BEGIN Recorded information

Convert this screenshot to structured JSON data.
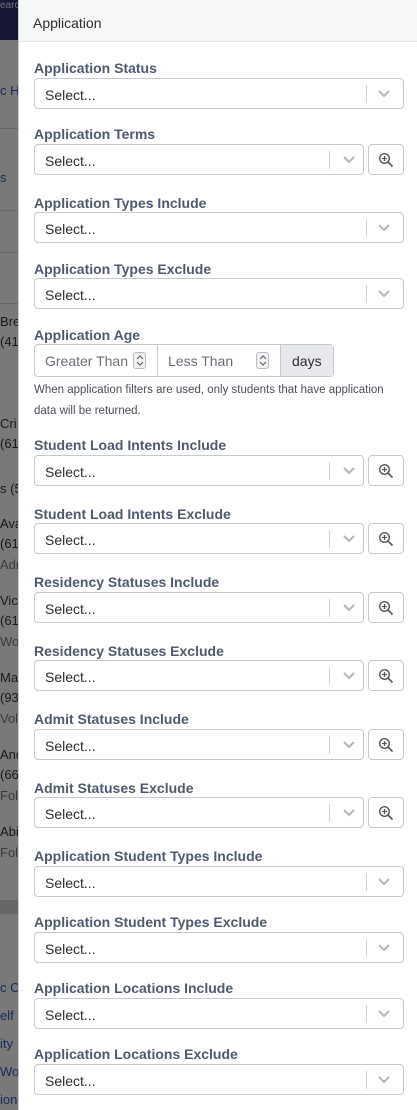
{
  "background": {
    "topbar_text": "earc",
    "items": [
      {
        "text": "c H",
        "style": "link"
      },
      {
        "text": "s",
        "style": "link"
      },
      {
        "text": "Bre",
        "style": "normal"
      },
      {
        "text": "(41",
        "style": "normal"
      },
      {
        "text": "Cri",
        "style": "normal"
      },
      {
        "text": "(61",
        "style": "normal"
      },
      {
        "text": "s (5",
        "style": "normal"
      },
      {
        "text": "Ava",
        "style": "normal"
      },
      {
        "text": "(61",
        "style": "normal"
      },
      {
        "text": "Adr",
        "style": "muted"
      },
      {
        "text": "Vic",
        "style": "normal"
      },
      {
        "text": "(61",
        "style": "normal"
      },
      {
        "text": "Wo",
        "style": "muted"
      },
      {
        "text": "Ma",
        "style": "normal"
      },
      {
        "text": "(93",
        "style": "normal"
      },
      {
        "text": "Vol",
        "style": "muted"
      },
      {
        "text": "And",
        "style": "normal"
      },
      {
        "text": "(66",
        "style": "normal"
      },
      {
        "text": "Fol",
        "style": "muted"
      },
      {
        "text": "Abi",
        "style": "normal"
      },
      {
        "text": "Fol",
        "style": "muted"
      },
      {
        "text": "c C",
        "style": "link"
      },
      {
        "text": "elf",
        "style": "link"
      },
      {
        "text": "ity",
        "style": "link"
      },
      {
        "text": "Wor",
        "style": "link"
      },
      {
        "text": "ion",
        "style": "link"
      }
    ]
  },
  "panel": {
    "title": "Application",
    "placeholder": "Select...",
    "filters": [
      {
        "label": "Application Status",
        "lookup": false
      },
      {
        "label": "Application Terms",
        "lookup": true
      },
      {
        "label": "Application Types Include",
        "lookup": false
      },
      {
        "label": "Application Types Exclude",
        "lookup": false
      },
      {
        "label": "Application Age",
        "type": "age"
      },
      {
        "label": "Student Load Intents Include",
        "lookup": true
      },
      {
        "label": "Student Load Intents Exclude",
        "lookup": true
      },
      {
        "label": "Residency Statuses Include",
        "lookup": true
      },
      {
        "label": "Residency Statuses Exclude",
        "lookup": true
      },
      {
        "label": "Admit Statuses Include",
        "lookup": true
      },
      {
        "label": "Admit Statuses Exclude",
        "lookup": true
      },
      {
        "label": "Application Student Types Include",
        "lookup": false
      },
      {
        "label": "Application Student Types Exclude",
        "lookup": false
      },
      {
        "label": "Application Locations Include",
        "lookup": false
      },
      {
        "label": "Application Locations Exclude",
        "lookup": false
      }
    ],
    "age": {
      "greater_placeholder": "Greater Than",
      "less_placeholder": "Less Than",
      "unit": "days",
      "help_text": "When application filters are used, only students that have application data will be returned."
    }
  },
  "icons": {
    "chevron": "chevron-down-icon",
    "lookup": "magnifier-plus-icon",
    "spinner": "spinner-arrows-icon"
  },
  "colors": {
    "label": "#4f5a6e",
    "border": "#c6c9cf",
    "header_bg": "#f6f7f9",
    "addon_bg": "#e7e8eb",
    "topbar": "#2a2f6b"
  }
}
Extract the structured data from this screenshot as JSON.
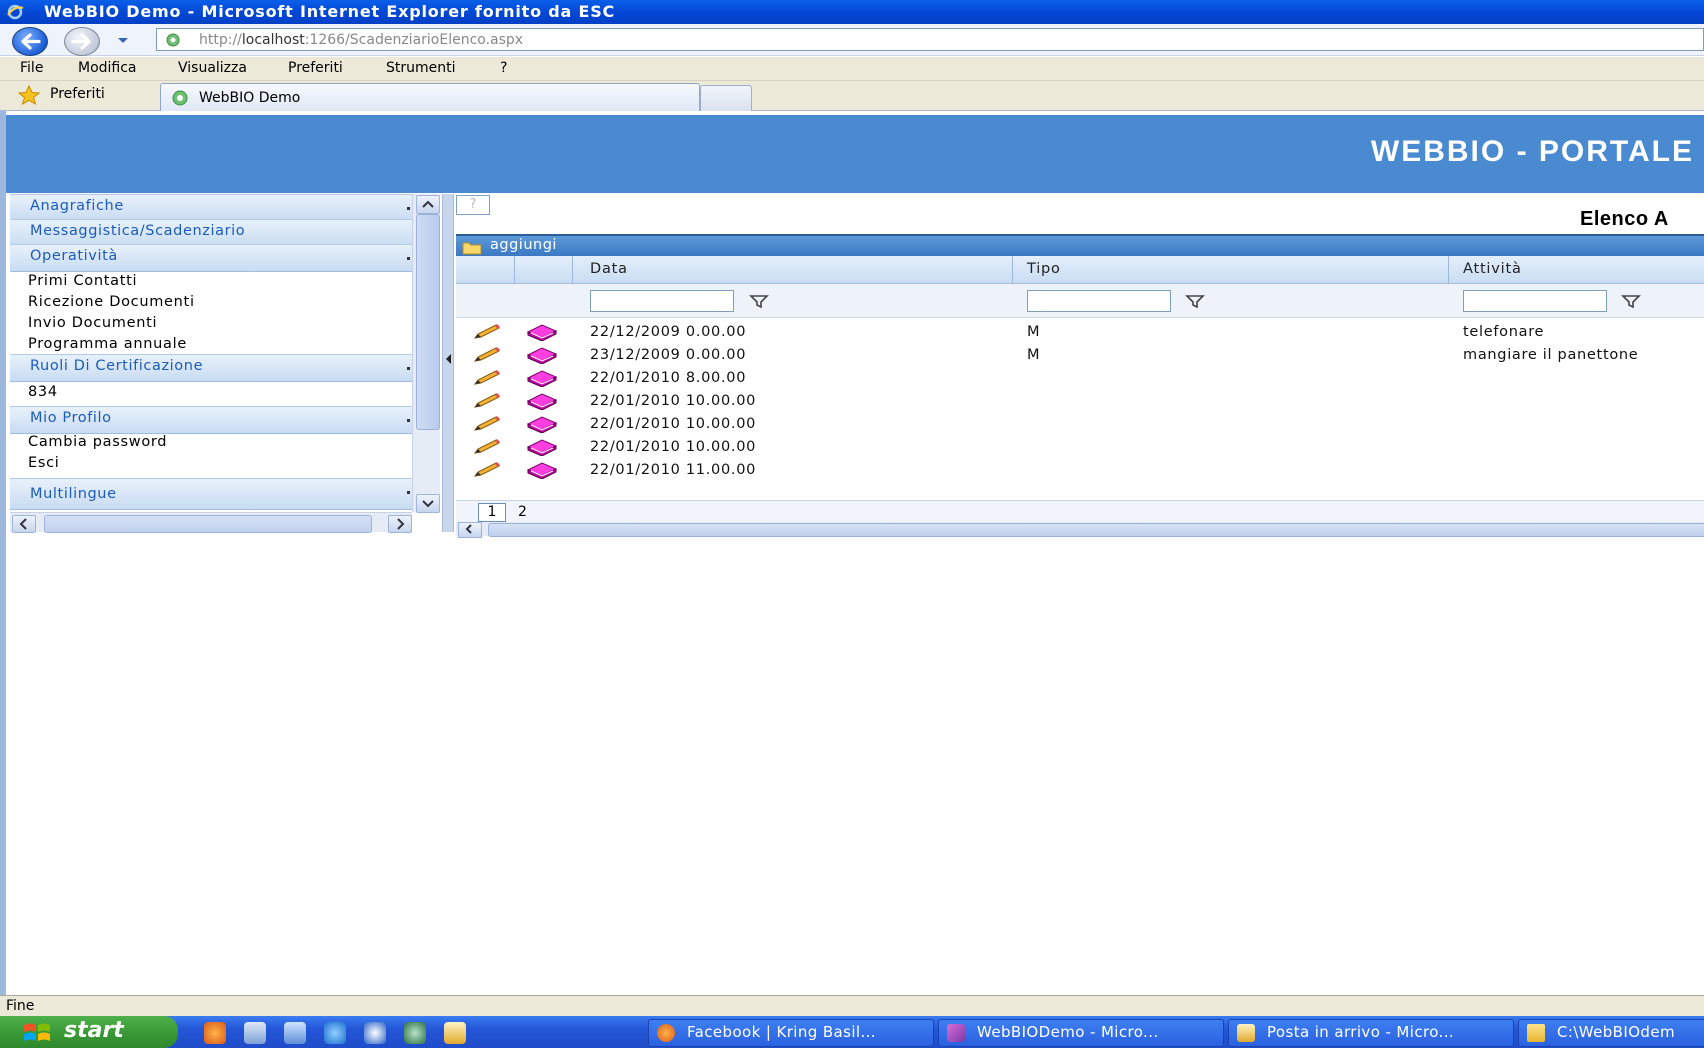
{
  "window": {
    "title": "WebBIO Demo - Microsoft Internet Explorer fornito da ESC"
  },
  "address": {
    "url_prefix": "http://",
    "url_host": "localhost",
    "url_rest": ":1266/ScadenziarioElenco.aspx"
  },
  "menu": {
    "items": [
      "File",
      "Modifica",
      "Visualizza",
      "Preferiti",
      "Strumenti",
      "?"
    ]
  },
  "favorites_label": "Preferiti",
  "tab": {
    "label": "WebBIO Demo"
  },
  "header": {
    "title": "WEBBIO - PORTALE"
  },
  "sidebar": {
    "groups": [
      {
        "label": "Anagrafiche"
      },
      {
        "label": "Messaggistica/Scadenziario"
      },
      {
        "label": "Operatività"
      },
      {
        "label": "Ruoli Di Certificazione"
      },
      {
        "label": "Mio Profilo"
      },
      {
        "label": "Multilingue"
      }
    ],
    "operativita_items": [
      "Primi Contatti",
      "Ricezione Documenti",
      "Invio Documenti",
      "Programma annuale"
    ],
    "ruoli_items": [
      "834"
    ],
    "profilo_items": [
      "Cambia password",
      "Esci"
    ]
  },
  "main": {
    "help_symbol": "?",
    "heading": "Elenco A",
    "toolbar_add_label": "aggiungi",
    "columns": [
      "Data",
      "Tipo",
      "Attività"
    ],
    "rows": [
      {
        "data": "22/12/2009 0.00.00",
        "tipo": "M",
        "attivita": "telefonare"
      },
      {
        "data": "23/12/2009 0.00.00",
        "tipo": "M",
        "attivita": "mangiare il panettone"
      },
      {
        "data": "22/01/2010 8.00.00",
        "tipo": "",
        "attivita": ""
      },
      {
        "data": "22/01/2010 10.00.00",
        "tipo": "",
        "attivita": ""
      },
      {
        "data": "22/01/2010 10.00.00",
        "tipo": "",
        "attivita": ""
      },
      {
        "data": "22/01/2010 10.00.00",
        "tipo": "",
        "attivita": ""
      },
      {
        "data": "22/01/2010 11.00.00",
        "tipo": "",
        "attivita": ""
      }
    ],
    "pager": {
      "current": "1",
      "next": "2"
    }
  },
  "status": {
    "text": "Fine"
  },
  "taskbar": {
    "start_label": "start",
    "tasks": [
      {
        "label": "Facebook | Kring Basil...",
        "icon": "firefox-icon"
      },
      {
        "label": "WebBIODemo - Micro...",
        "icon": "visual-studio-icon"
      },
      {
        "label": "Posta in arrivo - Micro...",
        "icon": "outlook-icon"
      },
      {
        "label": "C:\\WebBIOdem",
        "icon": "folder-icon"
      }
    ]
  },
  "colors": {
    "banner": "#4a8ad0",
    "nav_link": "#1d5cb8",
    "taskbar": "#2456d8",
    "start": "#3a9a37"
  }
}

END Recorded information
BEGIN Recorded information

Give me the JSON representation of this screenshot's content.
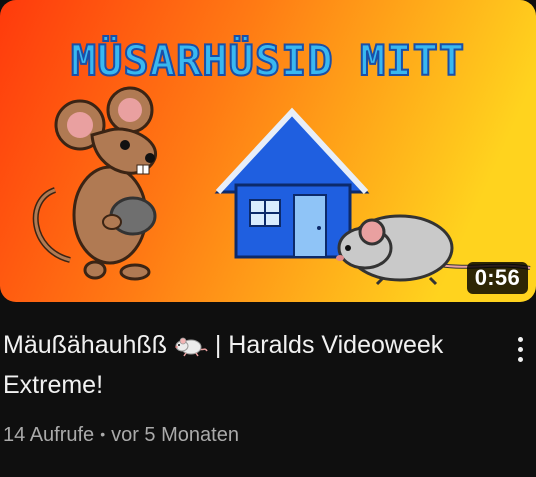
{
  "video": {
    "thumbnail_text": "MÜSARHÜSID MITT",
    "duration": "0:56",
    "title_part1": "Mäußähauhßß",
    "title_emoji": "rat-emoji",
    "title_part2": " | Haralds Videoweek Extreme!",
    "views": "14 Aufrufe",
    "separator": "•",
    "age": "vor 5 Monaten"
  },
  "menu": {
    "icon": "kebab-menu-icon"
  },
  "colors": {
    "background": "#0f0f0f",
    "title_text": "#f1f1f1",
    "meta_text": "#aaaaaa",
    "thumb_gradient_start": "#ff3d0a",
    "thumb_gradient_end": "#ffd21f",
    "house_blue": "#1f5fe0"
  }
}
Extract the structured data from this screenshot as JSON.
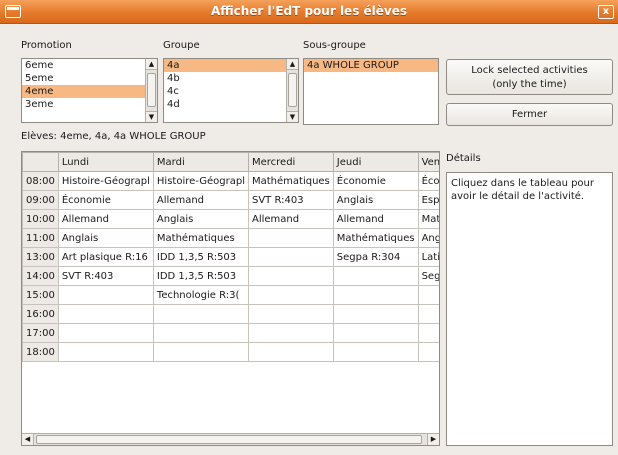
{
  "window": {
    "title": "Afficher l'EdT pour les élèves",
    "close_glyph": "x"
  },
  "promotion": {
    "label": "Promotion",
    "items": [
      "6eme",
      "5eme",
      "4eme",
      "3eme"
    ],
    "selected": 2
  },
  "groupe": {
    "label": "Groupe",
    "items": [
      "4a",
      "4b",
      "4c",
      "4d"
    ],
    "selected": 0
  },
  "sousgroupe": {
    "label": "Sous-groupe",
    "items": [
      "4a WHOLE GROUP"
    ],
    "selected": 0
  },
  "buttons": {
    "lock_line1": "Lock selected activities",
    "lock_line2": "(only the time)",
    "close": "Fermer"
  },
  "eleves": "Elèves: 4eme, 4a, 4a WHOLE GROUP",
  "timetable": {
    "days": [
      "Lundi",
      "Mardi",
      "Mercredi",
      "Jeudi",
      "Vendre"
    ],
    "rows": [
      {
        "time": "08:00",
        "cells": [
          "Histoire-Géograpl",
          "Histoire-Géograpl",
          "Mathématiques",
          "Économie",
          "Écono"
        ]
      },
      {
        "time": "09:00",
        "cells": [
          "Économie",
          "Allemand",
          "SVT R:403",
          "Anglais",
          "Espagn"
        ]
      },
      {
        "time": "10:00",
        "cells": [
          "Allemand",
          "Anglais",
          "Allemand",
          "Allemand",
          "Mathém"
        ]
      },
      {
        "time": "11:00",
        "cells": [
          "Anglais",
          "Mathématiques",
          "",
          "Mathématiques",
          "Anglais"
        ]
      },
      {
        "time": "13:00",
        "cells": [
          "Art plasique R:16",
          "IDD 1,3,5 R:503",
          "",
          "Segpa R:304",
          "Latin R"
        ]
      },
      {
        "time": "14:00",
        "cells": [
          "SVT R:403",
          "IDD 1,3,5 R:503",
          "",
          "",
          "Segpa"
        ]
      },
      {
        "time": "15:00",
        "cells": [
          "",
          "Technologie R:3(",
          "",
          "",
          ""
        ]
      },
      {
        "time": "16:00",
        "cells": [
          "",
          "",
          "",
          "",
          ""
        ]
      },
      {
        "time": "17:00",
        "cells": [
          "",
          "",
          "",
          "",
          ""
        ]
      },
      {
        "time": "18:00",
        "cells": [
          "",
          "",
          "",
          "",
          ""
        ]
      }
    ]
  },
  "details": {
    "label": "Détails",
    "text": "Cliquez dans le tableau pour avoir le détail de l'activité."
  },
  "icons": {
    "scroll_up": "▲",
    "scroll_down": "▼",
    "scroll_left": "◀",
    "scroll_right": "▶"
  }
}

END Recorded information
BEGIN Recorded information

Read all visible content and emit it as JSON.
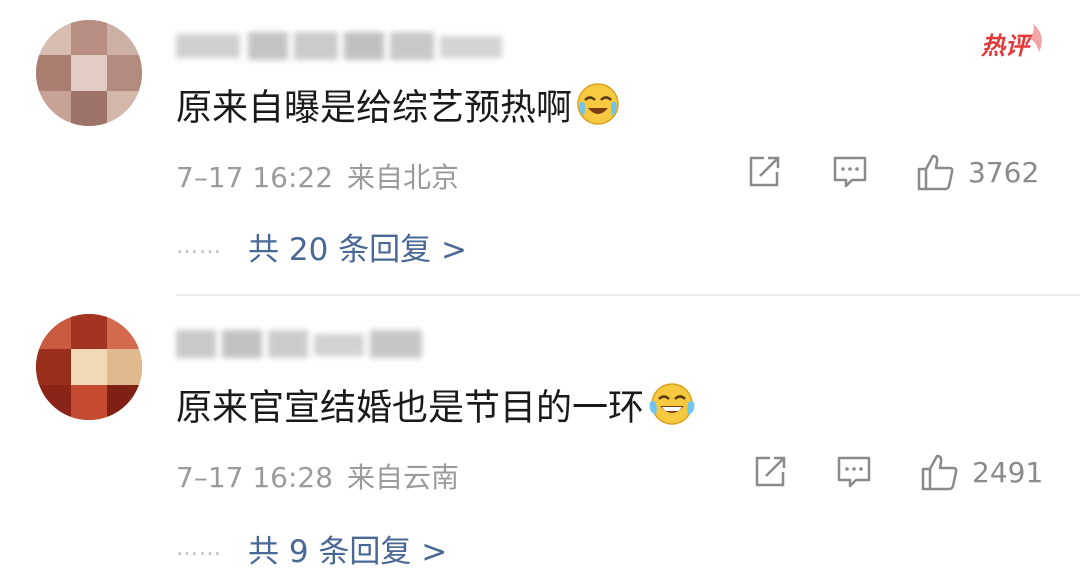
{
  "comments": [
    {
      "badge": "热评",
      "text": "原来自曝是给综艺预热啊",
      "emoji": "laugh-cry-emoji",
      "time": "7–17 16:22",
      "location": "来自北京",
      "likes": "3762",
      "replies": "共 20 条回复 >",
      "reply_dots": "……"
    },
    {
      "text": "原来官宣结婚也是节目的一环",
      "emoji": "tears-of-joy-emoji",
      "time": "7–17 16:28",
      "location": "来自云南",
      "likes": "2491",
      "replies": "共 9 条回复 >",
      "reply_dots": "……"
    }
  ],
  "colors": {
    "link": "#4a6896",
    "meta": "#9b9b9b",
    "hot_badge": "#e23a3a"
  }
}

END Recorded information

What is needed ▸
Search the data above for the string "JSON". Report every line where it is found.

Written reply ▸
Convert this screenshot to structured JSON data.
Extract the structured data from this screenshot as JSON.
Give me the JSON representation of this screenshot's content.
Extract the structured data from this screenshot as JSON.
Read all visible content and emit it as JSON.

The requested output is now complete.